WORK TASK => Your response should reproduce every line of the entries that contains the word "delete".

[MATERIAL FOR THIS EXERCISE — start]

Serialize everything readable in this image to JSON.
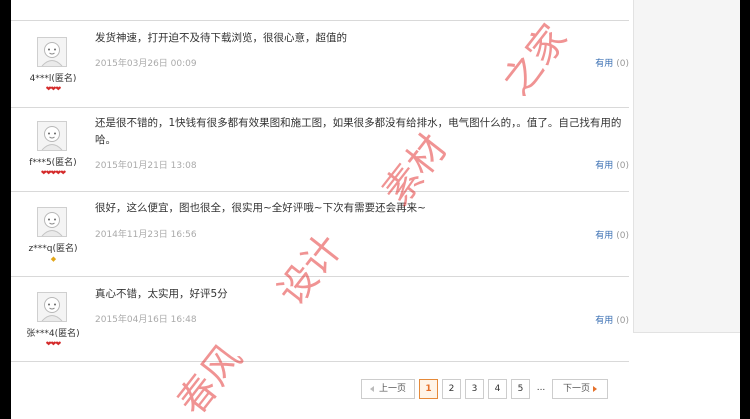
{
  "reviews": [
    {
      "user": "4***l(匿名)",
      "content": "发货神速，打开迫不及待下载浏览，很很心意，超值的",
      "date": "2015年03月26日 00:09",
      "stars": "❤❤❤",
      "star_color": "#d42a2a",
      "useful_label": "有用",
      "useful_count": "(0)"
    },
    {
      "user": "f***5(匿名)",
      "content": "还是很不错的，1快钱有很多都有效果图和施工图，如果很多都没有给排水，电气图什么的，。值了。自己找有用的哈。",
      "date": "2015年01月21日 13:08",
      "stars": "❤❤❤❤❤",
      "star_color": "#d42a2a",
      "useful_label": "有用",
      "useful_count": "(0)"
    },
    {
      "user": "z***q(匿名)",
      "content": "很好，这么便宜，图也很全，很实用~全好评哦~下次有需要还会再来~",
      "date": "2014年11月23日 16:56",
      "stars": "◆",
      "star_color": "#e3a719",
      "useful_label": "有用",
      "useful_count": "(0)"
    },
    {
      "user": "张***4(匿名)",
      "content": "真心不错，太实用，好评5分",
      "date": "2015年04月16日 16:48",
      "stars": "❤❤❤",
      "star_color": "#d42a2a",
      "useful_label": "有用",
      "useful_count": "(0)"
    }
  ],
  "pagination": {
    "prev_label": "上一页",
    "pages": [
      "1",
      "2",
      "3",
      "4",
      "5"
    ],
    "current": "1",
    "ellipsis": "...",
    "next_label": "下一页"
  },
  "watermark": {
    "chars": [
      "春风",
      "设计",
      "素材",
      "之家"
    ],
    "color": "#e22828"
  }
}
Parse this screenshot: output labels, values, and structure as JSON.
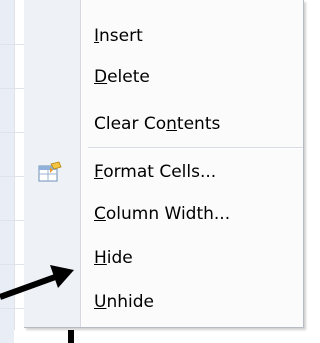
{
  "menu": {
    "items": [
      {
        "id": "insert",
        "prefix": "",
        "mnemonic": "I",
        "suffix": "nsert",
        "icon": null
      },
      {
        "id": "delete",
        "prefix": "",
        "mnemonic": "D",
        "suffix": "elete",
        "icon": null
      },
      {
        "id": "clear-contents",
        "prefix": "Clear Co",
        "mnemonic": "n",
        "suffix": "tents",
        "icon": null
      },
      {
        "id": "format-cells",
        "prefix": "",
        "mnemonic": "F",
        "suffix": "ormat Cells...",
        "icon": "format-cells-icon"
      },
      {
        "id": "column-width",
        "prefix": "",
        "mnemonic": "C",
        "suffix": "olumn Width...",
        "icon": null
      },
      {
        "id": "hide",
        "prefix": "",
        "mnemonic": "H",
        "suffix": "ide",
        "icon": null
      },
      {
        "id": "unhide",
        "prefix": "",
        "mnemonic": "U",
        "suffix": "nhide",
        "icon": null
      }
    ]
  },
  "annotation": {
    "arrow_icon": "arrow-right-icon",
    "arrow_color": "#000000",
    "points_to": "hide"
  },
  "colors": {
    "menu_background": "#fbfbfb",
    "gutter": "#eef1f5",
    "text": "#000000"
  }
}
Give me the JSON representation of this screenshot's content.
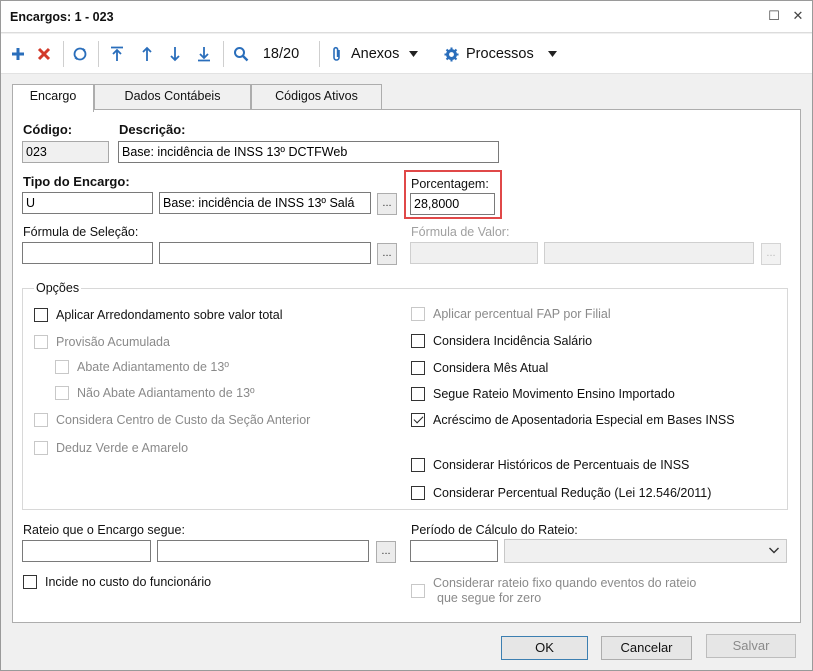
{
  "window": {
    "title": "Encargos: 1 - 023",
    "maximize_glyph": "☐",
    "close_glyph": "✕"
  },
  "toolbar": {
    "record_position": "18/20",
    "anexos_label": "Anexos",
    "processos_label": "Processos",
    "icons": [
      "plus-icon",
      "delete-icon",
      "refresh-icon",
      "first-icon",
      "previous-icon",
      "next-icon",
      "last-icon",
      "search-icon",
      "paperclip-icon",
      "gear-icon"
    ],
    "colors": {
      "accent": "#2a6ebb",
      "delete": "#d23a2a"
    }
  },
  "tabs": [
    {
      "label": "Encargo",
      "active": true
    },
    {
      "label": "Dados Contábeis",
      "active": false
    },
    {
      "label": "Códigos Ativos",
      "active": false
    }
  ],
  "form": {
    "codigo": {
      "label": "Código:",
      "value": "023"
    },
    "descricao": {
      "label": "Descrição:",
      "value": "Base: incidência de INSS 13º DCTFWeb"
    },
    "tipo_encargo": {
      "label": "Tipo do Encargo:",
      "code": "U",
      "description": "Base: incidência de INSS 13º Salá"
    },
    "porcentagem": {
      "label": "Porcentagem:",
      "value": "28,8000"
    },
    "formula_selecao": {
      "label": "Fórmula de Seleção:",
      "code": "",
      "description": ""
    },
    "formula_valor": {
      "label": "Fórmula de Valor:",
      "code": "",
      "description": ""
    },
    "ellipsis": "..."
  },
  "options": {
    "title": "Opções",
    "left": [
      {
        "label": "Aplicar Arredondamento sobre valor total",
        "checked": false,
        "enabled": true
      },
      {
        "label": "Provisão Acumulada",
        "checked": false,
        "enabled": false
      },
      {
        "label": "Abate Adiantamento de 13º",
        "checked": false,
        "enabled": false
      },
      {
        "label": "Não Abate Adiantamento de 13º",
        "checked": false,
        "enabled": false
      },
      {
        "label": "Considera Centro de Custo da Seção Anterior",
        "checked": false,
        "enabled": false
      },
      {
        "label": "Deduz Verde e Amarelo",
        "checked": false,
        "enabled": false
      }
    ],
    "right": [
      {
        "label": "Aplicar percentual FAP por Filial",
        "checked": false,
        "enabled": false
      },
      {
        "label": "Considera Incidência Salário",
        "checked": false,
        "enabled": true
      },
      {
        "label": "Considera Mês Atual",
        "checked": false,
        "enabled": true
      },
      {
        "label": "Segue Rateio Movimento Ensino Importado",
        "checked": false,
        "enabled": true
      },
      {
        "label": "Acréscimo de Aposentadoria Especial em Bases INSS",
        "checked": true,
        "enabled": true
      },
      {
        "label": "Considerar Históricos de Percentuais de INSS",
        "checked": false,
        "enabled": true
      },
      {
        "label": "Considerar Percentual Redução (Lei 12.546/2011)",
        "checked": false,
        "enabled": true
      }
    ]
  },
  "rateio": {
    "label": "Rateio que o Encargo segue:",
    "code": "",
    "description": "",
    "incide_label": "Incide no custo do funcionário",
    "periodo_label": "Período de Cálculo do Rateio:",
    "periodo_value": "",
    "periodo_select": "",
    "fixo_line1": "Considerar rateio fixo quando eventos do rateio",
    "fixo_line2": "que segue for zero"
  },
  "buttons": {
    "ok": "OK",
    "cancelar": "Cancelar",
    "salvar": "Salvar"
  }
}
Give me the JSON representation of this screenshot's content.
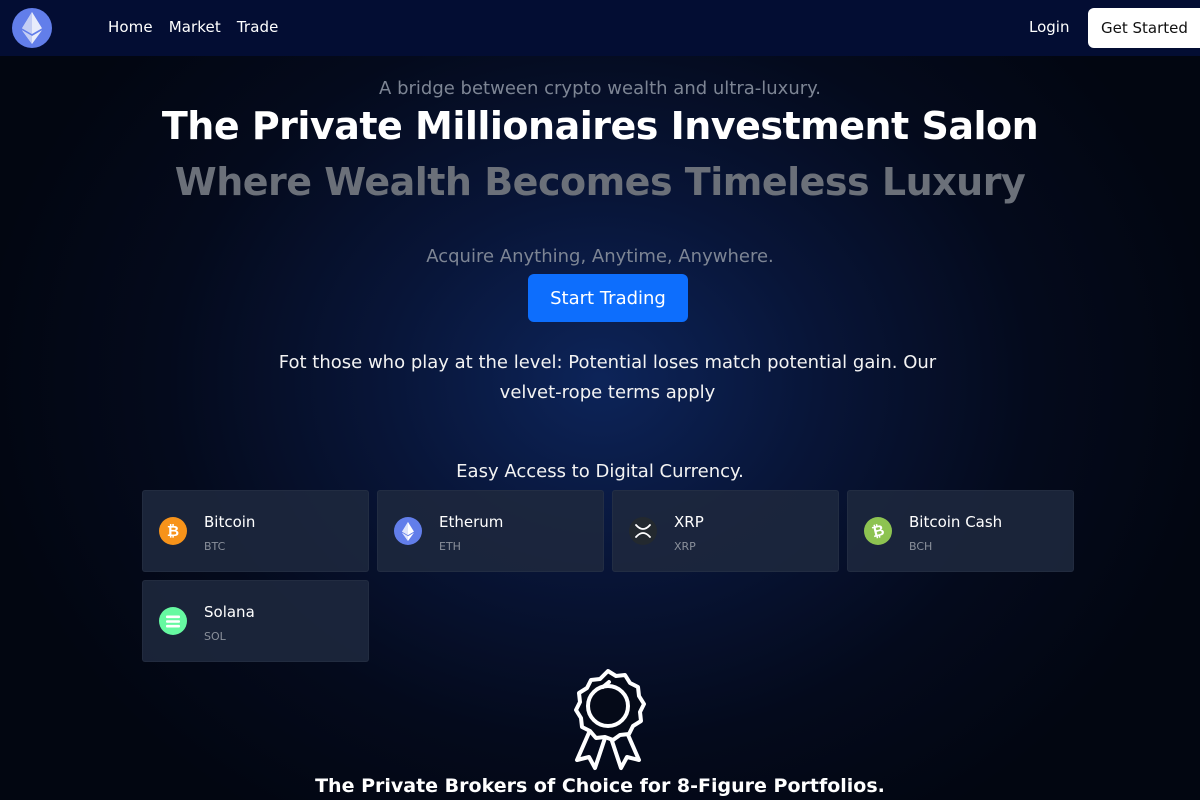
{
  "nav": {
    "logo_icon": "ethereum-logo-icon",
    "links": [
      "Home",
      "Market",
      "Trade"
    ],
    "login": "Login",
    "get_started": "Get Started"
  },
  "hero": {
    "tagline": "A bridge between crypto wealth and ultra-luxury.",
    "title": "The Private Millionaires Investment Salon",
    "subtitle": "Where Wealth Becomes Timeless Luxury",
    "acquire": "Acquire Anything, Anytime, Anywhere.",
    "cta": "Start Trading",
    "disclaimer": "Fot those who play at the level: Potential loses match potential gain. Our velvet-rope terms apply"
  },
  "currencies": {
    "title": "Easy Access to Digital Currency.",
    "items": [
      {
        "name": "Bitcoin",
        "symbol": "BTC",
        "icon": "bitcoin-icon",
        "color": "#f7931a"
      },
      {
        "name": "Etherum",
        "symbol": "ETH",
        "icon": "ethereum-icon",
        "color": "#627eea"
      },
      {
        "name": "XRP",
        "symbol": "XRP",
        "icon": "xrp-icon",
        "color": "#23292f"
      },
      {
        "name": "Bitcoin Cash",
        "symbol": "BCH",
        "icon": "bitcoin-cash-icon",
        "color": "#8dc351"
      },
      {
        "name": "Solana",
        "symbol": "SOL",
        "icon": "solana-icon",
        "color": "#66f9a1"
      }
    ]
  },
  "brokers": {
    "icon": "award-ribbon-icon",
    "title": "The Private Brokers of Choice for 8-Figure Portfolios."
  },
  "colors": {
    "nav_bg": "#030d33",
    "accent": "#0d6efd",
    "card_bg": "#1e283e"
  }
}
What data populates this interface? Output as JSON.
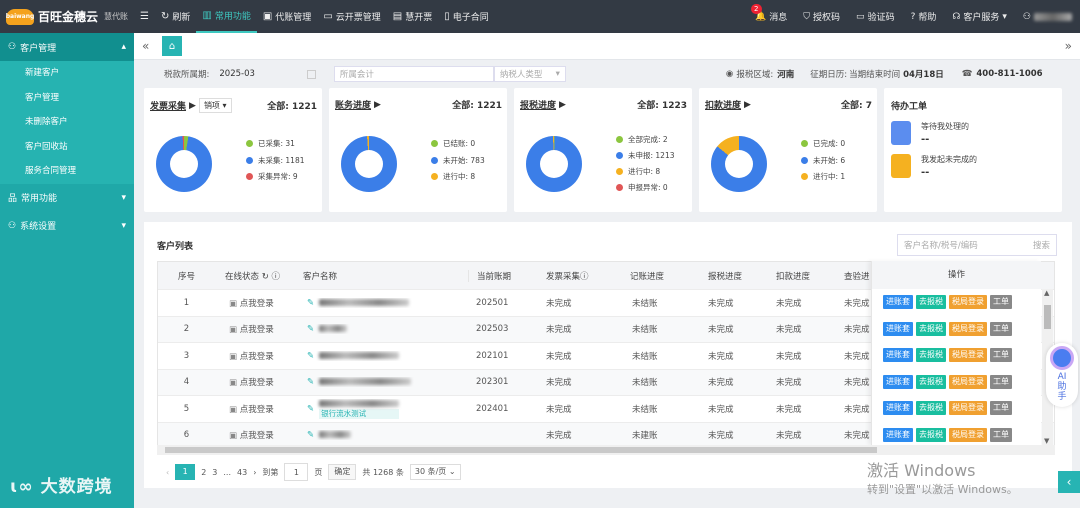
{
  "app": {
    "name": "百旺金穗云",
    "subtitle": "慧代账",
    "logo_text": "baiwang"
  },
  "nav": [
    {
      "label": "刷新",
      "icon": "refresh-icon"
    },
    {
      "label": "常用功能",
      "icon": "chart-icon",
      "active": true
    },
    {
      "label": "代账管理",
      "icon": "briefcase-icon"
    },
    {
      "label": "云开票管理",
      "icon": "ticket-icon"
    },
    {
      "label": "慧开票",
      "icon": "invoice-icon"
    },
    {
      "label": "电子合同",
      "icon": "contract-icon"
    }
  ],
  "topright": {
    "badge": "2",
    "messages": "消息",
    "auth_code": "授权码",
    "verify_code": "验证码",
    "help": "帮助",
    "service": "客户服务"
  },
  "sidebar": {
    "customer_mgmt": "客户管理",
    "items": [
      "新建客户",
      "客户管理",
      "未删除客户",
      "客户回收站",
      "服务合同管理"
    ],
    "common": "常用功能",
    "settings": "系统设置"
  },
  "watermark": "大数跨境",
  "filter": {
    "period_label": "税款所属期:",
    "period_value": "2025-03",
    "accountant_placeholder": "所属会计",
    "taxpayer_placeholder": "纳税人类型",
    "region_label": "报税区域:",
    "region_value": "河南",
    "calendar_label": "征期日历:",
    "calendar_text": "当期结束时间",
    "calendar_date": "04月18日",
    "phone": "400-811-1006"
  },
  "cards": [
    {
      "title": "发票采集",
      "select": "销项",
      "total_label": "全部:",
      "total": "1221",
      "legend": [
        {
          "label": "已采集: 31",
          "color": "#8cc63f"
        },
        {
          "label": "未采集: 1181",
          "color": "#3b7ee8"
        },
        {
          "label": "采集异常: 9",
          "color": "#e05656"
        }
      ]
    },
    {
      "title": "账务进度",
      "total_label": "全部:",
      "total": "1221",
      "legend": [
        {
          "label": "已结账: 0",
          "color": "#8cc63f"
        },
        {
          "label": "未开始: 783",
          "color": "#3b7ee8"
        },
        {
          "label": "进行中: 8",
          "color": "#f5b120"
        }
      ]
    },
    {
      "title": "报税进度",
      "total_label": "全部:",
      "total": "1223",
      "legend": [
        {
          "label": "全部完成: 2",
          "color": "#8cc63f"
        },
        {
          "label": "未申报: 1213",
          "color": "#3b7ee8"
        },
        {
          "label": "进行中: 8",
          "color": "#f5b120"
        },
        {
          "label": "申报异常: 0",
          "color": "#e05656"
        }
      ]
    },
    {
      "title": "扣款进度",
      "total_label": "全部:",
      "total": "7",
      "legend": [
        {
          "label": "已完成: 0",
          "color": "#8cc63f"
        },
        {
          "label": "未开始: 6",
          "color": "#3b7ee8"
        },
        {
          "label": "进行中: 1",
          "color": "#f5b120"
        }
      ]
    }
  ],
  "todo": {
    "title": "待办工单",
    "items": [
      {
        "label": "等待我处理的",
        "value": "--"
      },
      {
        "label": "我发起未完成的",
        "value": "--"
      }
    ]
  },
  "list": {
    "title": "客户列表",
    "search_placeholder": "客户名称/税号/编码",
    "search_btn": "搜索",
    "headers": [
      "序号",
      "在线状态",
      "客户名称",
      "当前账期",
      "发票采集",
      "记账进度",
      "报税进度",
      "扣款进度",
      "查验进"
    ],
    "ops_header": "操作",
    "login_text": "点我登录",
    "rows": [
      {
        "no": "1",
        "period": "202501",
        "invoice": "未完成",
        "account": "未结账",
        "tax": "未完成",
        "deduct": "未完成",
        "check": "未完成"
      },
      {
        "no": "2",
        "period": "202503",
        "invoice": "未完成",
        "account": "未结账",
        "tax": "未完成",
        "deduct": "未完成",
        "check": "未完成"
      },
      {
        "no": "3",
        "period": "202101",
        "invoice": "未完成",
        "account": "未结账",
        "tax": "未完成",
        "deduct": "未完成",
        "check": "未完成"
      },
      {
        "no": "4",
        "period": "202301",
        "invoice": "未完成",
        "account": "未结账",
        "tax": "未完成",
        "deduct": "未完成",
        "check": "未完成"
      },
      {
        "no": "5",
        "period": "202401",
        "invoice": "未完成",
        "account": "未结账",
        "tax": "未完成",
        "deduct": "未完成",
        "check": "未完成",
        "tag": "银行流水测试"
      },
      {
        "no": "6",
        "period": "",
        "invoice": "未完成",
        "account": "未建账",
        "tax": "未完成",
        "deduct": "未完成",
        "check": "未完成"
      }
    ],
    "ops": [
      "进账套",
      "去报税",
      "税局登录",
      "工单"
    ]
  },
  "pager": {
    "pages": [
      "1",
      "2",
      "3",
      "...",
      "43"
    ],
    "goto": "到第",
    "page_input": "1",
    "page_unit": "页",
    "confirm": "确定",
    "total": "共 1268 条",
    "per_page": "30 条/页"
  },
  "ai": {
    "line1": "AI",
    "line2": "助",
    "line3": "手"
  },
  "windows": {
    "line1": "激活 Windows",
    "line2": "转到\"设置\"以激活 Windows。"
  }
}
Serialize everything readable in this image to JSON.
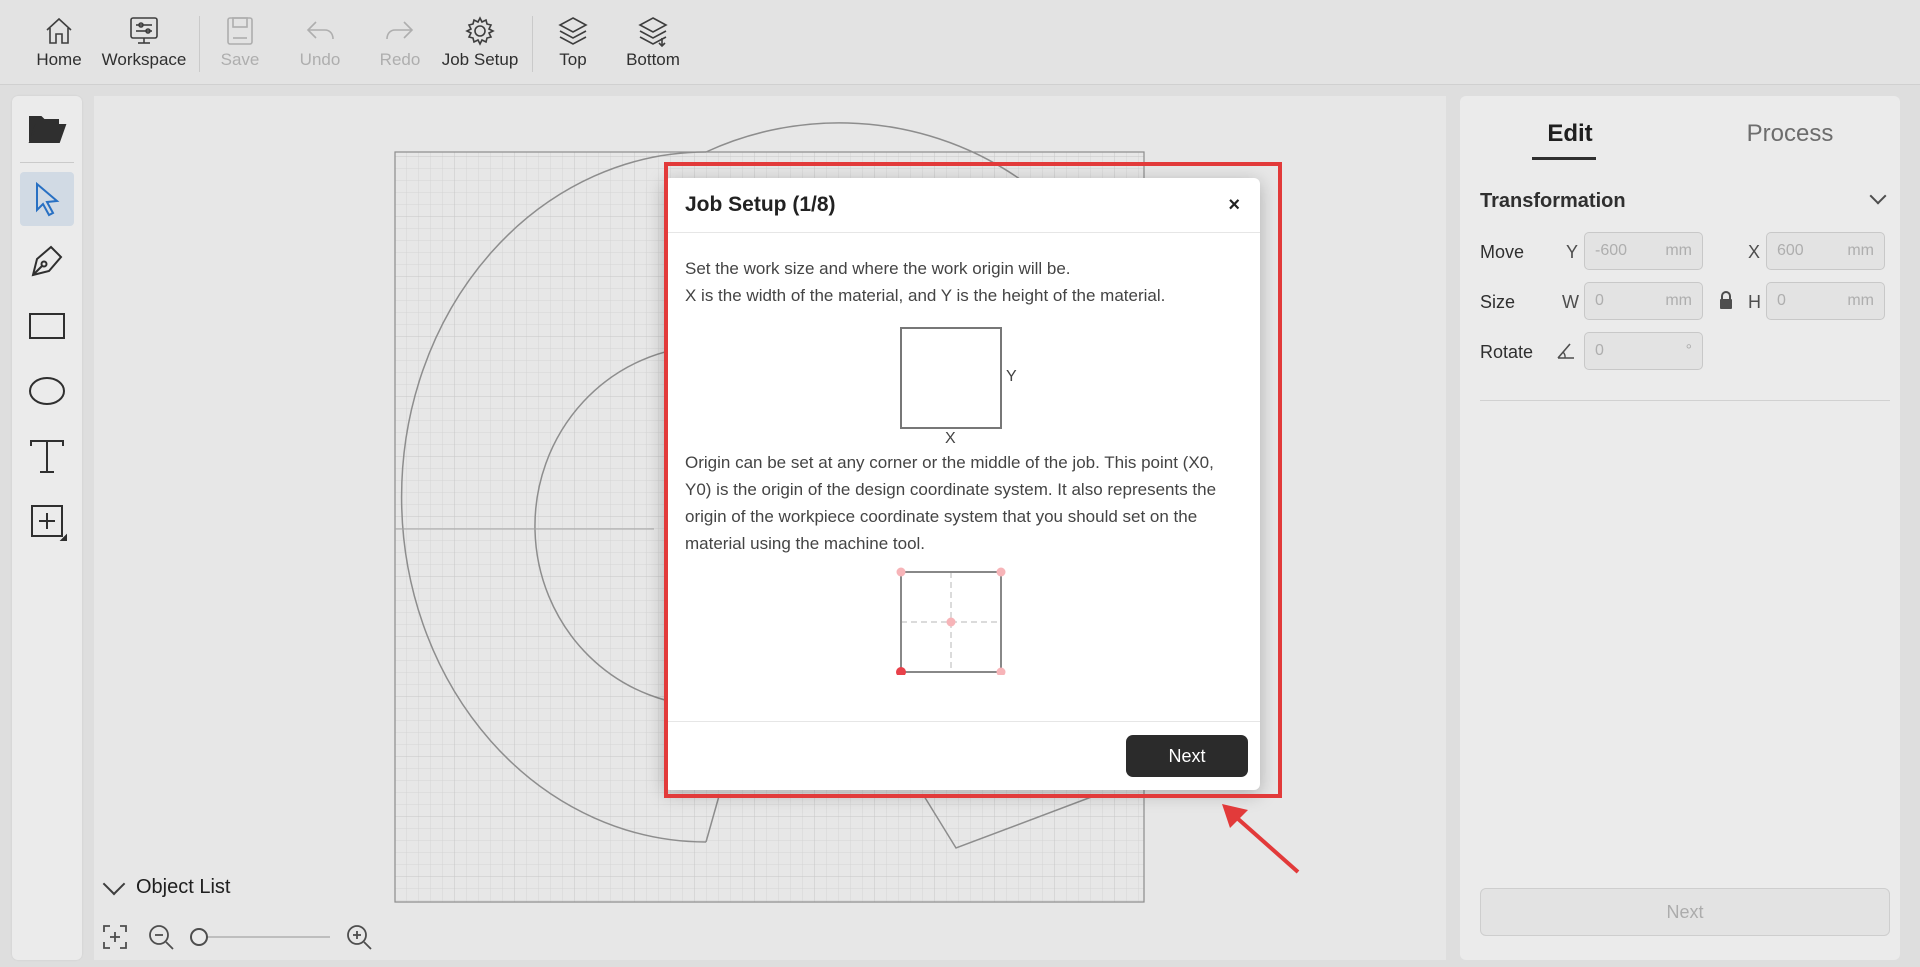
{
  "toolbar": {
    "home": "Home",
    "workspace": "Workspace",
    "save": "Save",
    "undo": "Undo",
    "redo": "Redo",
    "job_setup": "Job Setup",
    "top": "Top",
    "bottom": "Bottom"
  },
  "left_tools": [
    "folder-open-icon",
    "select-icon",
    "pen-icon",
    "rectangle-icon",
    "ellipse-icon",
    "text-icon",
    "image-frame-icon"
  ],
  "canvas": {
    "object_list_label": "Object List"
  },
  "right_panel": {
    "tabs": [
      "Edit",
      "Process"
    ],
    "section_title": "Transformation",
    "move_label": "Move",
    "size_label": "Size",
    "rotate_label": "Rotate",
    "move_y_axis": "Y",
    "move_y_placeholder": "-600",
    "move_x_axis": "X",
    "move_x_placeholder": "600",
    "size_w_axis": "W",
    "size_w_placeholder": "0",
    "size_h_axis": "H",
    "size_h_placeholder": "0",
    "rotate_placeholder": "0",
    "unit_mm": "mm",
    "unit_deg": "°",
    "next_button": "Next"
  },
  "dialog": {
    "title": "Job Setup (1/8)",
    "close": "×",
    "para1_line1": "Set the work size and where the work origin will be.",
    "para1_line2": "X is the width of the material, and Y is the height of the material.",
    "fig_x": "X",
    "fig_y": "Y",
    "para2": "Origin can be set at any corner or the middle of the job. This point (X0, Y0) is the origin of the design coordinate system. It also represents the origin of the workpiece coordinate system that you should set on the material using the machine tool.",
    "next_button": "Next"
  },
  "colors": {
    "highlight": "#e23a3a",
    "accent_blue": "#2c7ad4",
    "origin_dot": "#e8414a",
    "origin_dot_light": "#f7b4b8",
    "dark_button": "#2b2b2b"
  }
}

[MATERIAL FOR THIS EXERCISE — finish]

SOLUTION FOR THIS EXERCISE =>
        "id": "delete",
      "delete-icon",
      "delete": "#d23a2a"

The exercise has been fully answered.